The lines of inquiry of Water Graves are simultaneously critical, pedagogical, and ethical; its concerns are as relevant to the classroom as to the daily newsstand. The author argues that the performance of rituals is a “basic human right” (1) and insists that victims of the unritual are casualties not only of the aquatic environment but, even more so, of the societies and ideologies that murder them, both literally and symbolically. Committed to posing hard questions, Loichot joins scholars Saidiya Hartman and Sander Gilman, writer Susan Sontag, and artist Kara Walker in wondering, How does one represent violence without reproducing it? This interrogation is most fully explored in “Mami Water the Formidable.” This chapter revolves around two Black female artists, Kara Walker and Beyoncé, who have faced allegations of profiting artistically and financially from human—particularly Black—tragedy (124). As Loichot engages with the rich equivocality of the artists’ works, she is careful to note her own fraught positionality: “The critic who exposes such works,” she writes in the introduction, “yet another time also walks a fine line between reproducing the unritual and providing a critical aperture, a space to think, feel, mourn, and eventually act” (17). Here, she is also adamant to not let readers off the hook: “To me, the danger of Walker’s art lies more in the reception and the public’s reaction rather than her representation” (121). Loichot eventually invites us into her classroom, explaining which materials she chooses to bring into it (or not), and demonstrating how she and her students attempt, together, the act of “working through” (123). Such a discussion is valuable to all of us who, as contemporary news consumers, have to parse through the “quotidian unritual of representation” that pervades our screens and lives (16).

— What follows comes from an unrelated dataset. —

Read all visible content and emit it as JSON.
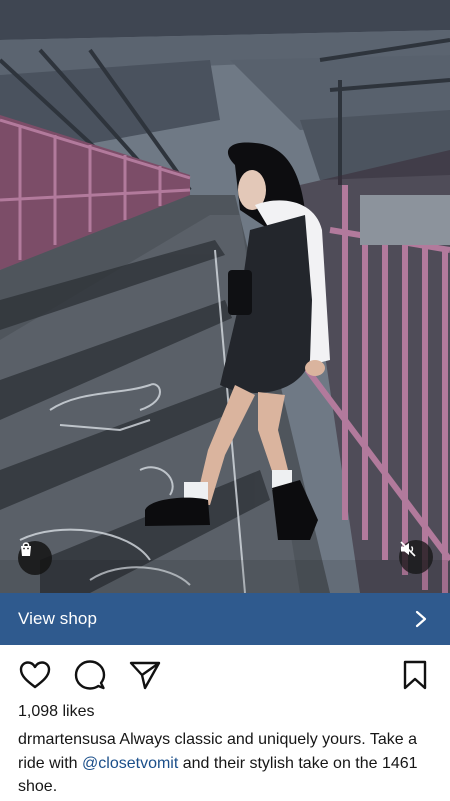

While Water Graves has clear spatial and temporal moorings—it focuses on creative projects from the Greater Caribbean region and produced after Hurricane Katrina in 2005, respectively—the author is clear about the “planetary dimensions” and wide-ranging temporal resonances of her arguments (224). She makes a strong case for the relevance of her analysis to the Mediterranean, particularly in the discussion of Alan Kurdi’s photo in chapter 3 and in the epilogue. One cannot help but wish Loichot had sketched out similar links to the Indian Ocean (briefly alluded to in chapter 4) and the Pacific Ocean (not present). From a temporal perspective, she argues that water graves are palimpsestic in a way that defies any “end date” (2): “Instead of receding, the memory of the drowned victims of the middle passage resurface at an alarming rate with the mass drownings of exiles and refugees” (6). Having outlined this pattern of aquatic tragedy, however, Water Graves is ultimately hopeful without being unrealistic. Concurring with Saidiya Hartman, Loichot recognizes that “art in the face of the unritual is not a matter of absolution, victorious redemption, or putting the dead and the living at peace” (6).1 These objectives are not attainable. Rather, readers leave Water Graves inspired by the tireless and courageous attempts of art, and of scholarship such as Loichot’s, to show that “in death, as much as in life, all humans deserve dignity” (25).


Nikhita Obeegadoo is a doctoral candidate in the Department of Romance Languages and Literatures at Harvard University. Her research explores contemporary literatures of traumatic oceanic migrations in the Indian Ocean and Caribbean. During the 2021–22 academic year, her work is supported by a Mellon ACLS Dissertation Completion Fellowship.


[1] See Saidiya Hartman, Lose Your Mother: A Journey along the Atlantic Slave Route (New York: Farrar, Straus and Giroux, 2007).